I recently re-read my first blog post about our sea change written under The Marketing Clan. The last sentence I wrote was a hopeful one, whether we would be here in two years time or not and establish a better work-life balance. Four years later, here we are in 2020. A lot has happened in between.
Along the way we have worked with some extraordinary clients in the Shoalhaven, Sydney, Melbourne, Canberra, and even Singapore. All very different businesses, but with one thing in common; they needed support in communicating their message and telling their story.
Some of these clients have come and gone after a quick project or some tactical work. Others have grown not only in terms of the work we’re doing with them, but also the kind of trusted relationships we have sparked.
We are still in our infancy as a company, but we have big goals. The clan has grown from the original core team of friends, to now having even more like-minded marketing people that we have met along the way, here on the South Coast.

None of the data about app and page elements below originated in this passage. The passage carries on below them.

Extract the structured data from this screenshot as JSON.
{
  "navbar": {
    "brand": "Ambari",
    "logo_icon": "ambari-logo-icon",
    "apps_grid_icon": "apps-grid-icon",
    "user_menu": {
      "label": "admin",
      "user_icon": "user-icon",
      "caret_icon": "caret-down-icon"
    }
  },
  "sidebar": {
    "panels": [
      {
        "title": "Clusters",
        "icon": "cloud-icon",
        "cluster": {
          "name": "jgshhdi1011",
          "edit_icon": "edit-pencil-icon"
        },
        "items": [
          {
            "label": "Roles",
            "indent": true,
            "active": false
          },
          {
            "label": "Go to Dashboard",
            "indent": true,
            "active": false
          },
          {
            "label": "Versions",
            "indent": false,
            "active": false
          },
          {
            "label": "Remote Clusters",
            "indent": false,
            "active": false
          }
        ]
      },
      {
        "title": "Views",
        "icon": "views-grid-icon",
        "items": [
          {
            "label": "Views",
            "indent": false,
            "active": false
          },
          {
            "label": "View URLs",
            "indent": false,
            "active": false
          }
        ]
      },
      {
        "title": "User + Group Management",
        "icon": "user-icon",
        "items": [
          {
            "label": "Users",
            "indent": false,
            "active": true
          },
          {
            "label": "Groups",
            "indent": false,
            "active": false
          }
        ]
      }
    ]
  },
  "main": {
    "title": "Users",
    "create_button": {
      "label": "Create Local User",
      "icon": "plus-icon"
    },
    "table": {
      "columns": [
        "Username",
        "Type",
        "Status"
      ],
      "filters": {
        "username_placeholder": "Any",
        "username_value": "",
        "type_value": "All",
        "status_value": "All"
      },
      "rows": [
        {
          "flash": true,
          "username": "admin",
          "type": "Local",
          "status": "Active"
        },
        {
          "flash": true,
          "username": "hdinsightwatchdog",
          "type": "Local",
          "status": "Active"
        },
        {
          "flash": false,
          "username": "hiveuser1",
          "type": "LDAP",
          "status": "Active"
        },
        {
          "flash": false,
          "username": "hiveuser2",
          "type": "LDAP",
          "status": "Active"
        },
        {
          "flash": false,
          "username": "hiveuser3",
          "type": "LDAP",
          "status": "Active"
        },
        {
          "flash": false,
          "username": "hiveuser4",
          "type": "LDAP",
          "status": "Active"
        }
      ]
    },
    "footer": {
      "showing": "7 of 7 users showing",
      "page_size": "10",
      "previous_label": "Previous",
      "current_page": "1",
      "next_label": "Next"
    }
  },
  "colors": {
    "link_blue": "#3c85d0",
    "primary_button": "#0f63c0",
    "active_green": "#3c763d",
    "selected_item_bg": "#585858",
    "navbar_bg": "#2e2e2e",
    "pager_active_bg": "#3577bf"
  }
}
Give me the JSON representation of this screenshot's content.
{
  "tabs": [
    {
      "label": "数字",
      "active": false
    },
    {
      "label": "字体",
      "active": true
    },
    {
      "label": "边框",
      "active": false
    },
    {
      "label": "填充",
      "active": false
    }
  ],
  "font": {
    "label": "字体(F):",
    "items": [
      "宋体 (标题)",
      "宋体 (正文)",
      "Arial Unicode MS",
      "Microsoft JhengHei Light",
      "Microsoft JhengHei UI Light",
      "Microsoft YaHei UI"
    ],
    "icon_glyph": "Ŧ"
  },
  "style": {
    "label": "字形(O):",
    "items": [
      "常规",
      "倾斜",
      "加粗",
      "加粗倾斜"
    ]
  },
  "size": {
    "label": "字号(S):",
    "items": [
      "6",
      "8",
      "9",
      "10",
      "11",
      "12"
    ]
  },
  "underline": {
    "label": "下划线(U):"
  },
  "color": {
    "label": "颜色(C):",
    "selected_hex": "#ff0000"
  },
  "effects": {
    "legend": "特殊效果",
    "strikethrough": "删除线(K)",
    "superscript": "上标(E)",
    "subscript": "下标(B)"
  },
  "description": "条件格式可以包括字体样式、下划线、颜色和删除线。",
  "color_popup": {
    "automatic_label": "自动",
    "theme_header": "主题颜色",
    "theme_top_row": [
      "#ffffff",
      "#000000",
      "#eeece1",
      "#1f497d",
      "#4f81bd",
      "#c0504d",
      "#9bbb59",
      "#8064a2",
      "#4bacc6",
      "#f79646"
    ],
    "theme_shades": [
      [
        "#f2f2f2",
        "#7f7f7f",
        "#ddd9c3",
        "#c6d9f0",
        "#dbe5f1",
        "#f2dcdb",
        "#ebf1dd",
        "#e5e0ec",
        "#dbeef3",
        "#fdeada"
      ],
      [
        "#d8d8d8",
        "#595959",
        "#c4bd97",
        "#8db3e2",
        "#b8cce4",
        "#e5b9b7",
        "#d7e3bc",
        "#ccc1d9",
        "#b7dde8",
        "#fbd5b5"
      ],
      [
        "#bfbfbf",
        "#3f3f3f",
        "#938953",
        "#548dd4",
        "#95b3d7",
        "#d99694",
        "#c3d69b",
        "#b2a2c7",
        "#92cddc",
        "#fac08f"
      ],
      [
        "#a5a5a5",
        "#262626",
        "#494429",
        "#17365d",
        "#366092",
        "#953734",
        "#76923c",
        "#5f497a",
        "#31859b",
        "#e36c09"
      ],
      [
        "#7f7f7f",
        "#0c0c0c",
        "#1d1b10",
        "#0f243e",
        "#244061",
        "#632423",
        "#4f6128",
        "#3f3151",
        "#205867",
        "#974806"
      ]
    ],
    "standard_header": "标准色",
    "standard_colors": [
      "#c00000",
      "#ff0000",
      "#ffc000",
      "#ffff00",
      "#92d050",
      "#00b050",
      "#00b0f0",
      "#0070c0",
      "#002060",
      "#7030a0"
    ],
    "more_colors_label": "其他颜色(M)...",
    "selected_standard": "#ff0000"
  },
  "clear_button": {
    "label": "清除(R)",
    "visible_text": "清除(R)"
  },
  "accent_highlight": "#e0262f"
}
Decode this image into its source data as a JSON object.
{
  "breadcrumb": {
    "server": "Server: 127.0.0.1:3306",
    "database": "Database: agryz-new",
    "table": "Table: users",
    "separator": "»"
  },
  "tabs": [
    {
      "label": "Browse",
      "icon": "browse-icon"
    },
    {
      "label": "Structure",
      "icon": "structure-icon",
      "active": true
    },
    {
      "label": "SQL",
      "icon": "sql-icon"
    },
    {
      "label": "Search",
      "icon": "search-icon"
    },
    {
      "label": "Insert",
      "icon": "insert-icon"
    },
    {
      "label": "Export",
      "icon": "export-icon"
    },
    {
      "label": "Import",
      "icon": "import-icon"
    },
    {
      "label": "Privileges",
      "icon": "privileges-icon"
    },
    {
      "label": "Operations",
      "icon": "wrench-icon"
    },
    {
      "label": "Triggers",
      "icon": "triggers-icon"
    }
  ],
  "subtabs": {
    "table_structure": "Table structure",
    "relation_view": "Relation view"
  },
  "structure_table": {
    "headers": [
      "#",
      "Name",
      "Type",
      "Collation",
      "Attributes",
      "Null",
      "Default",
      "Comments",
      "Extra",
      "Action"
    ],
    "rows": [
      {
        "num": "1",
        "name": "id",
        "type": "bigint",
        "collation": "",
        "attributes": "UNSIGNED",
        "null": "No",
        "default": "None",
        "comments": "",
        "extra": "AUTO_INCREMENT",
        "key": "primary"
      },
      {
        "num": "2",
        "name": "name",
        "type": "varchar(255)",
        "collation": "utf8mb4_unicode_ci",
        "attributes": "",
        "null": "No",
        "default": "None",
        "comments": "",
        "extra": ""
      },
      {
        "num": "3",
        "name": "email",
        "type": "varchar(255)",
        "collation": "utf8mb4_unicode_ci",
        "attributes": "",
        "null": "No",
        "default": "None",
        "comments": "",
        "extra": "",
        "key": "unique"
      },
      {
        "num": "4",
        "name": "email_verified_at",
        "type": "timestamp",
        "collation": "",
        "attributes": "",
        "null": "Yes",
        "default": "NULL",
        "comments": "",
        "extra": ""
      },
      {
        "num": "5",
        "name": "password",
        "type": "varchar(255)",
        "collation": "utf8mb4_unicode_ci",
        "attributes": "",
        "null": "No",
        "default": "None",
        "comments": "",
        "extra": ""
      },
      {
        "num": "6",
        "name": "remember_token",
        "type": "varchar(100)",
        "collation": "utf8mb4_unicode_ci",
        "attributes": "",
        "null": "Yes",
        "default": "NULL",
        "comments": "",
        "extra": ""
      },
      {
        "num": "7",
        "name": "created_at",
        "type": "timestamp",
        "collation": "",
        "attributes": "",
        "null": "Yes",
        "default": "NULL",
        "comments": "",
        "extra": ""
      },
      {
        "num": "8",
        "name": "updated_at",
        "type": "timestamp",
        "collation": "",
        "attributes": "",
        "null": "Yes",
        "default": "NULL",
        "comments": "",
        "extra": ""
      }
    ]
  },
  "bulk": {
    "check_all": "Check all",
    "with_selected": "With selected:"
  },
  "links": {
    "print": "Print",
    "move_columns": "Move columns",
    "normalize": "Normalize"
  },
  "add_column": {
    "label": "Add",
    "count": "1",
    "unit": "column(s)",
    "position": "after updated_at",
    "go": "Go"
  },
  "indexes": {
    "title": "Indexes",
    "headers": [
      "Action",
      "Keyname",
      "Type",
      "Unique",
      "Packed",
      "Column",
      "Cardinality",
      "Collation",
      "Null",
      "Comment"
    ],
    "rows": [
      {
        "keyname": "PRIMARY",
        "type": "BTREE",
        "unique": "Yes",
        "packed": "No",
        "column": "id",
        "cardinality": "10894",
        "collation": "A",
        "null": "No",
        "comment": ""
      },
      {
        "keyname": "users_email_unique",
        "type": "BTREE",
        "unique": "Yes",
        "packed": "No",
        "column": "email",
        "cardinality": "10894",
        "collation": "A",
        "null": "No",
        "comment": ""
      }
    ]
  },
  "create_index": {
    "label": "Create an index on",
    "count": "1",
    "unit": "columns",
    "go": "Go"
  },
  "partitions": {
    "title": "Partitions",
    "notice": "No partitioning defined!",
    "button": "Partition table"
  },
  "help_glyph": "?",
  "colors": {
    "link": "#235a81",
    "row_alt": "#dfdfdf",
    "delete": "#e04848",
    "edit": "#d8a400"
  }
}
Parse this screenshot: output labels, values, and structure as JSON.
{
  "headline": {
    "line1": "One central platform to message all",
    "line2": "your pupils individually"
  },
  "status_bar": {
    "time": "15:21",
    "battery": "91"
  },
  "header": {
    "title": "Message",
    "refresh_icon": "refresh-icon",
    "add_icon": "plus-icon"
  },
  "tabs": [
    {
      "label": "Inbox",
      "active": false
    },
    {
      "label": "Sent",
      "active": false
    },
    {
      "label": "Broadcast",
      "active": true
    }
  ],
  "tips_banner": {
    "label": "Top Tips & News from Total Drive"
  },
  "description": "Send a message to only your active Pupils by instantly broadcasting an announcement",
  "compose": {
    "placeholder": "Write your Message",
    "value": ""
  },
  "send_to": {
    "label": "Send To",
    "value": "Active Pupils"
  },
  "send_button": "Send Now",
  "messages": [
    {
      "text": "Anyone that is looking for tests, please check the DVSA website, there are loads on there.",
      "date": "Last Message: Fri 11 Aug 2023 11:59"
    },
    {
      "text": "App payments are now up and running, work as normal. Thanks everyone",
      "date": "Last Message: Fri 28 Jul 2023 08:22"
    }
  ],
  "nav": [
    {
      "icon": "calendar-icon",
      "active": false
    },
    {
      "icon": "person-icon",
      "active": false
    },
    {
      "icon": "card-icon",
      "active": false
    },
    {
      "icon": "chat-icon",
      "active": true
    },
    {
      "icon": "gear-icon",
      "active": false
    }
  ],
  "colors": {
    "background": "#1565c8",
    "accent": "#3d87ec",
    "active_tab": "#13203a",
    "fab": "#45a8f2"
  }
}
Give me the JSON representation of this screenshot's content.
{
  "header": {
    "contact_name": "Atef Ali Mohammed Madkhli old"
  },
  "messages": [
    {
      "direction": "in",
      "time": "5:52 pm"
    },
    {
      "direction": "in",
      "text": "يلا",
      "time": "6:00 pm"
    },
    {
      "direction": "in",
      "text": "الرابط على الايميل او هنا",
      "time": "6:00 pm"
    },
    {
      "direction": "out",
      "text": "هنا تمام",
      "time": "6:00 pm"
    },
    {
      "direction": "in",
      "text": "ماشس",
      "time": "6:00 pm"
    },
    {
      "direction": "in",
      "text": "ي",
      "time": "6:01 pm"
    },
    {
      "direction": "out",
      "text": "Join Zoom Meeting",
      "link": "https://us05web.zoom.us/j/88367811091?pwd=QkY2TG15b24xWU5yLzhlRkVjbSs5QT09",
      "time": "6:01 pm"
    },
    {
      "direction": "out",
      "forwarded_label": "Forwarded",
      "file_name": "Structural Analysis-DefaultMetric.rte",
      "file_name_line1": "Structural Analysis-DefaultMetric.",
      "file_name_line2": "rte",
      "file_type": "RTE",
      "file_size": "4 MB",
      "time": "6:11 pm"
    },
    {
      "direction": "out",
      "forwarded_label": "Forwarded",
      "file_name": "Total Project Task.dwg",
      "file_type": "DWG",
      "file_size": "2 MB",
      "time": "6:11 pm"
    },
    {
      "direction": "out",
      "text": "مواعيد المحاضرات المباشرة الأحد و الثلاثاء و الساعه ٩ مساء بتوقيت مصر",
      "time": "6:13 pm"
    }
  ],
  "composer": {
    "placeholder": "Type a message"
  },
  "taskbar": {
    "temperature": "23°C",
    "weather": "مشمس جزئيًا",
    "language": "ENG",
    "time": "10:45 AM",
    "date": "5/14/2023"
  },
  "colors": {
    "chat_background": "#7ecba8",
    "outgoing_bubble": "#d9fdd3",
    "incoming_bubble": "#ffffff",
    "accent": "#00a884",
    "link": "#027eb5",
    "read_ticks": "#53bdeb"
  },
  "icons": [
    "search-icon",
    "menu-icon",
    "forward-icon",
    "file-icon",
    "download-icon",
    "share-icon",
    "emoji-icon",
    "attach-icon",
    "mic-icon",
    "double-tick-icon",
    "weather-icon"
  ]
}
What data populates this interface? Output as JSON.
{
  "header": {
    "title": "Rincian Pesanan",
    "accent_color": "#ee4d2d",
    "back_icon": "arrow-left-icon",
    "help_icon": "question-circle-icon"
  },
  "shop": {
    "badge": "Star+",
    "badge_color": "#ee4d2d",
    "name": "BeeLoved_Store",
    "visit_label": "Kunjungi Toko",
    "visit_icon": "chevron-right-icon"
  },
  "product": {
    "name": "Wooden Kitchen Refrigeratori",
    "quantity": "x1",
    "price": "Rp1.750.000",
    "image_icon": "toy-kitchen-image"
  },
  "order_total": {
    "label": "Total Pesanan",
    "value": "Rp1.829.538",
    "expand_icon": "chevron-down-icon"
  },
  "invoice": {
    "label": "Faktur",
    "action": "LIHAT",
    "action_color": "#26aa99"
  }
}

This is a great sign.
Why? It not only means that more people believe in and like what we have created, but what’s more, we’re seeing plenty more talented people making the change from the big smoke and out of corporate world, in search of a better balance in life.
This will be our seventh year living here and so far, I haven’t regretted the big move to the Shoalhaven. We have met so many great people along the way, some of whom have ended up working with us, and others who have become clients. I still stand by what I wrote four years ago – the Shoalhaven is full of surprises. It’s exciting and it keeps getting better.
That’s not to say that it doesn’t have its challenges, both personally and professionally. Often I think it would be easier not to run your own show. To have somebody else take responsibility for the direction of the business, to be the financial controller, to mange recruitment, be the IT support and not having to worry about where the next new client is going to come from.
For anyone who has run their own show, you’ll no doubt understand. For those considering the jump, think carefully. It can be lonely. It’s tiring and can be stressful or frustrating at times. What’s more, the financial return may not be what you were used to, so you have to love what you do and be clear on what motivates you. There’s always a pay off. I am lucky that I have a very supportive wife who believes in what we do and is 110% behind me. Without her and some close mentors, it may have been a different story.
Why did I choose to do this? I love what I do and I’m always learning, I meet new people every day and for me being able to help people is extremely fulfilling, especially when it means I can be part of the local community both personally and professionally. Doing it for yourself motivates you to be better, always. It also gives you a sense of achievement, whether it’s based on effort or results.
My objective was to achieve a work-life balance. I have a young family and I want to see them grow up and be present in their lives, as opposed to being stuck in the corporate world of commuting, endless meetings and traveling too much. There are many things I miss from that world, but not enough to change what I have now. I have the luxury of being able to go and watch the children in a school performance, or take them to the beach with the dog before ‘Close of Business’. I know that when they’re older, perhaps I won’t be needed as much (or maybe not cool enough), so that’s why being present today is important – a benefit that you don’t necessarily get from the average workplace.
Today I have that work-life balance.